Wednesday December 11, 2013
Archive - Jun 2013
For those Chinese paying attention to Xi Jinping's four-country tour of the Americas this week, one question stands out: Why would their president want to spend two informal days, more or less one-on-one with President Barack Obama in the middle of the desert?
This isn't just a matter of protocol - though there are plenty of questions about that - but rather a deeper inquiry into what precisely China wants from a bilateral relationship with the United States.
Revenge is a dish best served cold. Except when it's best served hot.
Kirby Dick and Amy Ziering knew from the start that they weren't just making a movie.
Anti-government protests in Turkey have produced a social movement like no other. The lit match was not the death of a heroic dissident, a corrupt election, high unemployment or the other usual-suspect grievances. It was the government's plan to replace precious park space in downtown Istanbul with a shopping mall and replica of army barracks from the Ottoman era.
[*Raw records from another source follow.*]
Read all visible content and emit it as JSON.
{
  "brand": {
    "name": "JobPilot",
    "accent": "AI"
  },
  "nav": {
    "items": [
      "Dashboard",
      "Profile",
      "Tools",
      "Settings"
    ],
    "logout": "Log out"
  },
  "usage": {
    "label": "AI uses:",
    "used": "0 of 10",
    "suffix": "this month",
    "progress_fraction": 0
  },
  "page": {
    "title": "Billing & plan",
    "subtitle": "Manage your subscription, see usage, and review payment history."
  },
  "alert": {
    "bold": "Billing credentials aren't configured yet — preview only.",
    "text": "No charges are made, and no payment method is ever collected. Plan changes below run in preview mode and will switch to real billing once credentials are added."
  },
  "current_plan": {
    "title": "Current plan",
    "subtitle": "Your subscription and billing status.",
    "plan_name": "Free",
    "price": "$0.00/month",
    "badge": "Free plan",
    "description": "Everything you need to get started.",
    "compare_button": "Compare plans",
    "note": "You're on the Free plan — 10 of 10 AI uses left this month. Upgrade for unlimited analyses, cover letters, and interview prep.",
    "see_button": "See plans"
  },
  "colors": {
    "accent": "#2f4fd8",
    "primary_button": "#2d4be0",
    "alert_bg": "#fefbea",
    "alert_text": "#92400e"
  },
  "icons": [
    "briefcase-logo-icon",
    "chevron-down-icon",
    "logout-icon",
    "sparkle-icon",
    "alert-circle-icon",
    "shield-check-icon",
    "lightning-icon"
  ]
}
In the last five years, I've been to a lot of uplifting events at the White House, from welcoming NASCAR winners, to awarding the Medal of Honor, to honoring the teacher of the year. But I've never been to a bigger White House celebration than Wednesday afternoon, June 5.
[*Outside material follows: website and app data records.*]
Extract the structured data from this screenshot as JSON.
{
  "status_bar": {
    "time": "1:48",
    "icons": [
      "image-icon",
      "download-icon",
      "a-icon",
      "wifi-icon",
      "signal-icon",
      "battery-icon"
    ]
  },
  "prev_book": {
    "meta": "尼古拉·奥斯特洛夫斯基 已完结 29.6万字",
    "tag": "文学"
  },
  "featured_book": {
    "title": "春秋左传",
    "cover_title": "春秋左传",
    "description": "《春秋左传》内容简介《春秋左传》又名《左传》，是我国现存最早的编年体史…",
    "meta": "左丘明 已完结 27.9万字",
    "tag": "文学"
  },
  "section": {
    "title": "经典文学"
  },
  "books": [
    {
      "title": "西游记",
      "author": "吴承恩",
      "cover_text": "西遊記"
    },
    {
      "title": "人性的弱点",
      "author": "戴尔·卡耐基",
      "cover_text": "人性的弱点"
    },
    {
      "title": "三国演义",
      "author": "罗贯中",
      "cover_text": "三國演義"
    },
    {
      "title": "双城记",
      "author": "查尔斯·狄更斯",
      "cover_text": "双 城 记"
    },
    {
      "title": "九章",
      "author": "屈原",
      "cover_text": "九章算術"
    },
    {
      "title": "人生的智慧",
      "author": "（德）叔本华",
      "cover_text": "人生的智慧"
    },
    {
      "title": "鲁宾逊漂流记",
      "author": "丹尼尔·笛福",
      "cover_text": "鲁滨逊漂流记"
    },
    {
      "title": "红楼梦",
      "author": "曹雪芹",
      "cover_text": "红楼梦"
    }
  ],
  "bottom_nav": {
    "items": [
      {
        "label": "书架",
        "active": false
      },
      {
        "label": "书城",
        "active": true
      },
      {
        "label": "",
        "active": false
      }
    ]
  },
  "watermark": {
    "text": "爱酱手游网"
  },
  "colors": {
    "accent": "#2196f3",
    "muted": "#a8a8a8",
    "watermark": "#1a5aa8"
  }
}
House Republicans have voted 37 times to repeal ObamaRomneyCare - the Affordable Care Act, which creates a national health insurance system similar to the one Massachusetts has had since 2006. Nonetheless, almost all of the act will go fully into effect at the beginning of next year.
Fracking—the process the oil and gas industry uses to extract fossil fuel as much as two miles below the ground—may directly impact the nation’s water supply, reduce water-based recreational and sports activity, and lead to an increase in the cost of food.
President Obama's latest changes in his top national security team seem more a shift to a stronger emphasis on human rights than a break with his long-range determination to keep the United States out of nation-building adventurism.
His appointments of UN Ambassador Susan Rice as national security adviser and of Samantha Power, a persuasive insider human rights advocate from the National Security Council, to replace Rice at the UN suggest that shift rather than any momentous pivot.
This is a column about Jonah Lehrer, the 31-year-old disgraced former New Yorker writer who recently - sigh - landed a contract for a book about love. (Yes, love.) But I want to start by recalling another disgraced former magazine writer: Stephen Glass.
Question for the day: Do you feel more secure or less secure, now that you know the government is keeping a gargantuan pile of information about everybody's telephone calls in the name of national security?